There are several tight switchbacks before you come to a set of wooden stairs. I shot this photo just to show the erosion of the pathway. It is root filled but not difficult. One of the things that always stands out to me is the silence of these areas.

On the way up, the path hugs the side of the mountain, providing plenty of sun-drenched views along the way.

We hiked through plenty of tall wild blueberry bushes, but the blueberries were not ripe yet. Mmmm. May need to return before too long. Just below the mountaintop, we noticed that balsam firs are thriving once again in this sunny landscape.

The hike summits the south peak of the mountain at 1.3 miles. Generous sized, sculpted, rock outcrops offer perfect places to stop, eat a snack and take in some pretty stunning views. You also notice and feel a bit of high-elevation sun. The light here is clear and white making cloud formations even more dramatic.

While this spot was tempting, we didn’t stop. Instead, we hiked on to the north summit.

Views from the summit extend in all directions, visible from large, expansive rock outcrops. The sinister-looking, jagged profile of Devils Courthouse is visible far on the horizon to the south, and the grassy, rolling summit of nearby Black Balsam Knob is visible to the east.

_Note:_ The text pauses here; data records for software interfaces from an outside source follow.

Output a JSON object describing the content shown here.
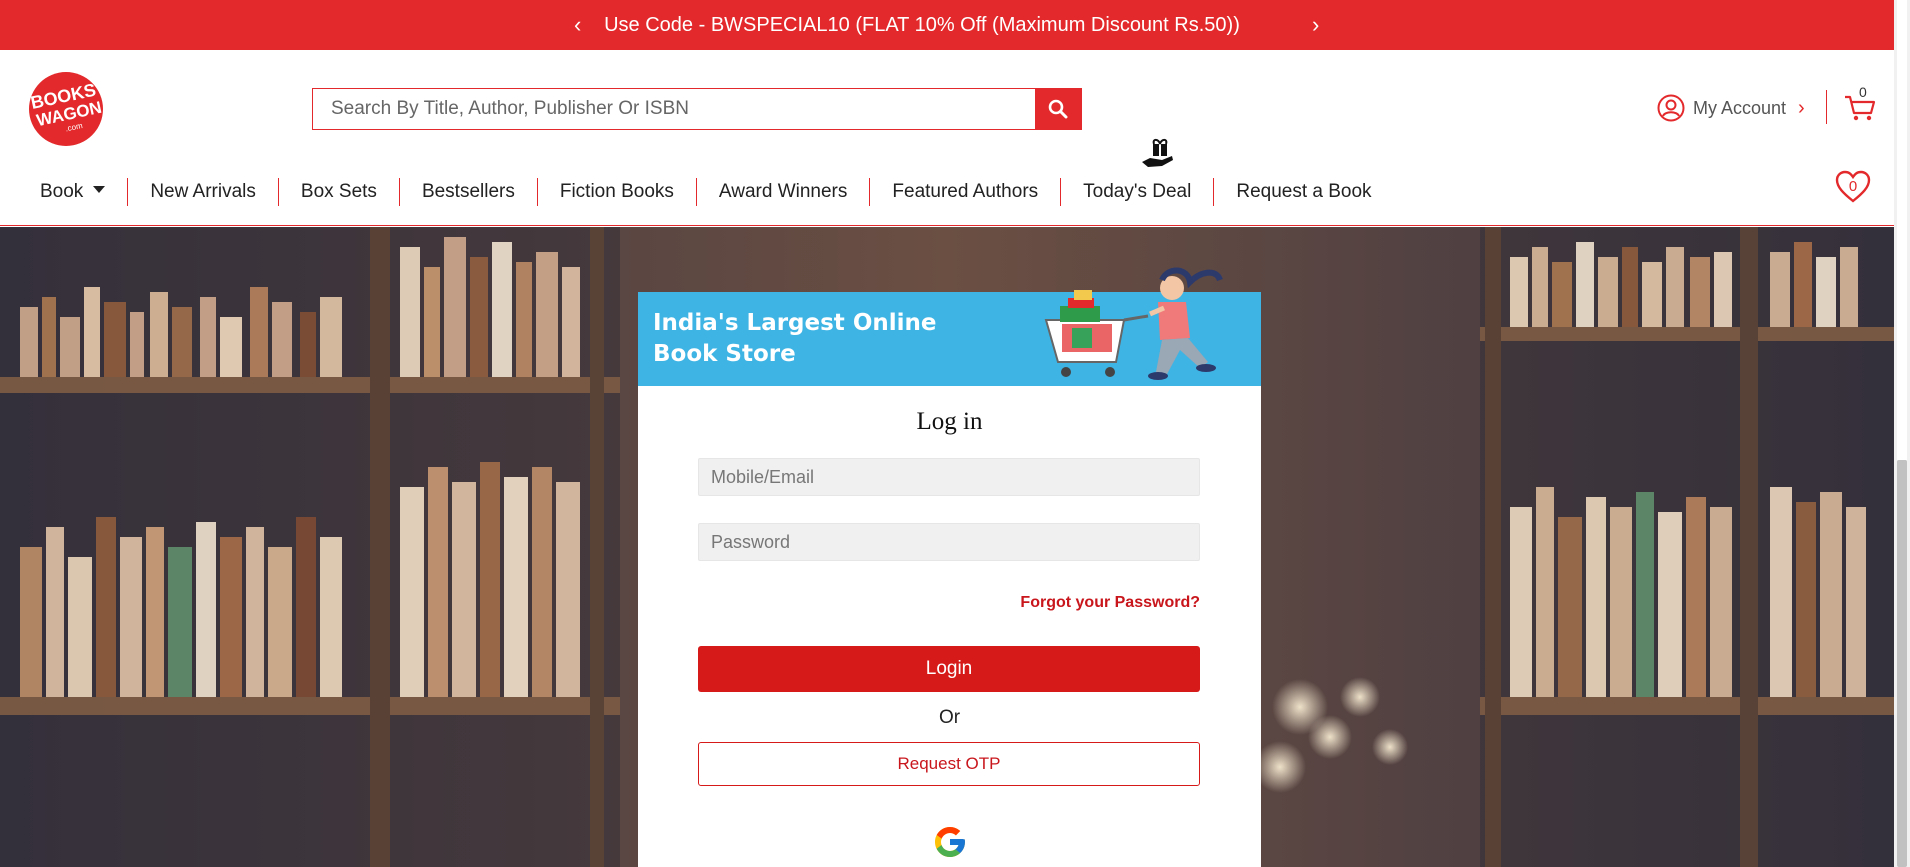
{
  "promo": {
    "text": "Use Code - BWSPECIAL10 (FLAT 10% Off (Maximum Discount Rs.50))",
    "prev": "‹",
    "next": "›"
  },
  "header": {
    "logo_text": [
      "BOOKS",
      "WAGON",
      ".com"
    ],
    "search_placeholder": "Search By Title, Author, Publisher Or ISBN",
    "account_label": "My Account",
    "account_chevron": "›",
    "cart_count": "0",
    "wishlist_count": "0"
  },
  "nav": {
    "items": [
      "Book",
      "New Arrivals",
      "Box Sets",
      "Bestsellers",
      "Fiction Books",
      "Award Winners",
      "Featured Authors",
      "Today's Deal",
      "Request a Book"
    ]
  },
  "login": {
    "banner_line1": "India's Largest Online",
    "banner_line2": "Book Store",
    "title": "Log in",
    "mobile_placeholder": "Mobile/Email",
    "password_placeholder": "Password",
    "forgot": "Forgot your Password?",
    "login_label": "Login",
    "or_label": "Or",
    "otp_label": "Request OTP"
  },
  "colors": {
    "brand_red": "#e3292b",
    "banner_blue": "#3eb4e4"
  },
  "icons": [
    "chevron-left-icon",
    "chevron-right-icon",
    "search-icon",
    "user-icon",
    "cart-icon",
    "heart-icon",
    "gift-hand-icon",
    "google-icon"
  ]
}
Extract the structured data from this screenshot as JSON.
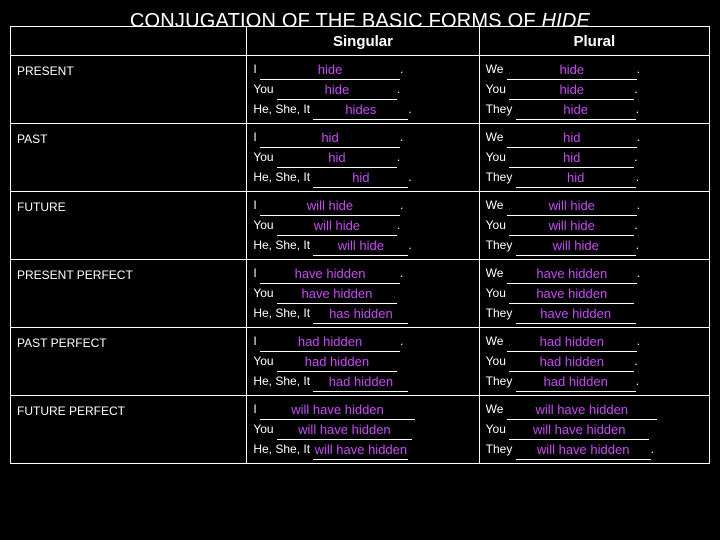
{
  "title": {
    "prefix": "CONJUGATION OF THE BASIC FORMS OF ",
    "verb": "HIDE"
  },
  "header": {
    "blank_label": "",
    "singular": "Singular",
    "plural": "Plural"
  },
  "period": ".",
  "rows": [
    {
      "label": "PRESENT",
      "singular": [
        {
          "subject": "I",
          "answer": "hide",
          "period": "."
        },
        {
          "subject": "You",
          "answer": "hide",
          "period": "."
        },
        {
          "subject": "He, She, It",
          "answer": "hides",
          "period": "."
        }
      ],
      "plural": [
        {
          "subject": "We",
          "answer": "hide",
          "period": "."
        },
        {
          "subject": "You",
          "answer": "hide",
          "period": "."
        },
        {
          "subject": "They",
          "answer": "hide",
          "period": "."
        }
      ]
    },
    {
      "label": "PAST",
      "singular": [
        {
          "subject": "I",
          "answer": "hid",
          "period": "."
        },
        {
          "subject": "You",
          "answer": "hid",
          "period": "."
        },
        {
          "subject": "He, She, It",
          "answer": "hid",
          "period": "."
        }
      ],
      "plural": [
        {
          "subject": "We",
          "answer": "hid",
          "period": "."
        },
        {
          "subject": "You",
          "answer": "hid",
          "period": "."
        },
        {
          "subject": "They",
          "answer": "hid",
          "period": "."
        }
      ]
    },
    {
      "label": "FUTURE",
      "singular": [
        {
          "subject": "I",
          "answer": "will hide",
          "period": "."
        },
        {
          "subject": "You",
          "answer": "will hide",
          "period": "."
        },
        {
          "subject": "He, She, It",
          "answer": "will hide",
          "period": "."
        }
      ],
      "plural": [
        {
          "subject": "We",
          "answer": "will hide",
          "period": "."
        },
        {
          "subject": "You",
          "answer": "will hide",
          "period": "."
        },
        {
          "subject": "They",
          "answer": "will hide",
          "period": "."
        }
      ]
    },
    {
      "label": "PRESENT PERFECT",
      "singular": [
        {
          "subject": "I",
          "answer": "have hidden",
          "period": "."
        },
        {
          "subject": "You",
          "answer": "have hidden",
          "period": ""
        },
        {
          "subject": "He, She, It",
          "answer": "has hidden",
          "period": ""
        }
      ],
      "plural": [
        {
          "subject": "We",
          "answer": "have hidden",
          "period": "."
        },
        {
          "subject": "You",
          "answer": "have hidden",
          "period": ""
        },
        {
          "subject": "They",
          "answer": "have hidden",
          "period": ""
        }
      ]
    },
    {
      "label": "PAST PERFECT",
      "singular": [
        {
          "subject": "I",
          "answer": "had hidden",
          "period": "."
        },
        {
          "subject": "You",
          "answer": "had hidden",
          "period": ""
        },
        {
          "subject": "He, She, It",
          "answer": "had hidden",
          "period": ""
        }
      ],
      "plural": [
        {
          "subject": "We",
          "answer": "had hidden",
          "period": "."
        },
        {
          "subject": "You",
          "answer": "had hidden",
          "period": "."
        },
        {
          "subject": "They",
          "answer": "had hidden",
          "period": "."
        }
      ]
    },
    {
      "label": "FUTURE PERFECT",
      "singular": [
        {
          "subject": "I",
          "answer": "will have hidden",
          "period": ""
        },
        {
          "subject": "You",
          "answer": "will have hidden",
          "period": ""
        },
        {
          "subject": "He, She, It",
          "answer": "will have hidden",
          "period": ""
        }
      ],
      "plural": [
        {
          "subject": "We",
          "answer": "will have hidden",
          "period": ""
        },
        {
          "subject": "You",
          "answer": "will have hidden",
          "period": ""
        },
        {
          "subject": "They",
          "answer": "will have hidden",
          "period": "."
        }
      ]
    }
  ],
  "colors": {
    "background": "#000000",
    "text": "#ffffff",
    "answer": "#c44df0"
  }
}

Stunning views of the nearby Shining Rock Wilderness and other peaks of the Blue Ridge Parkway, remind me that there are even more mountains waiting to be hiked!

One side of Sam’s Knob offers this view and the others side offers the view below of neighboring Black Balsam. Many of these peaks are over 6,000 feet.

I told someone this weekend that Black Balsam will always feel like home. It was the first mountain I hiked after my chemo treatments ended. I remember going halfway up  just past a rocky face area and wondering if I could continue. I did another 1/4 of a mile and turned back. Two days later, I returned and climbed to the top! It was my second official peak. We had climb Waterrock Knob the day before. Compared to it, Black Balsam was easy!

Celebrating the 4th at the top of Sam’s Knob and also my two year anniversary of being NED: No Evidence of Disease (Cancer).

Those are tall trees behind Anne and Beth! They look like average bushes but their not!

Camera bags add weight, but Leki tracking poles always make the climb easier and faster.

Love this photo of Pat taking a photo on her iPhone and then posting it on FB!

You are really never alone! We passed several people along the way to the summit. Each one wished us a Happy July 4th. I have never had that happen before—others tell us: “Happy 4th of July.” It was fun to know people on the trails were doing the same thing we were doing: celebrating America’s Birthday!

Very small rock scrambles are on this trail at every turn. I read that originally the park rangers, who cut the trail had hoped there would be a better run off of rain water. Instead, the water has washed the trail away leaving lots of UPs.

After soaking up the views, we headed back down and were greeted with this view of the open grassy meadow. Just beautiful!

Travel writers place different trail lengths on this hike. Some write the round trip is 2.2 miles. Others say 2.5; but according to Anne’s Fitbit, we hiked 3 miles. I think the difference comes in the beginning and the choice of trail you take. Plus, we hiked to both peaks. The trail is even longer if you follow it to Tennent or Black Balsam.

So, for the last shot I chose: daisies. The meadow was filled with these.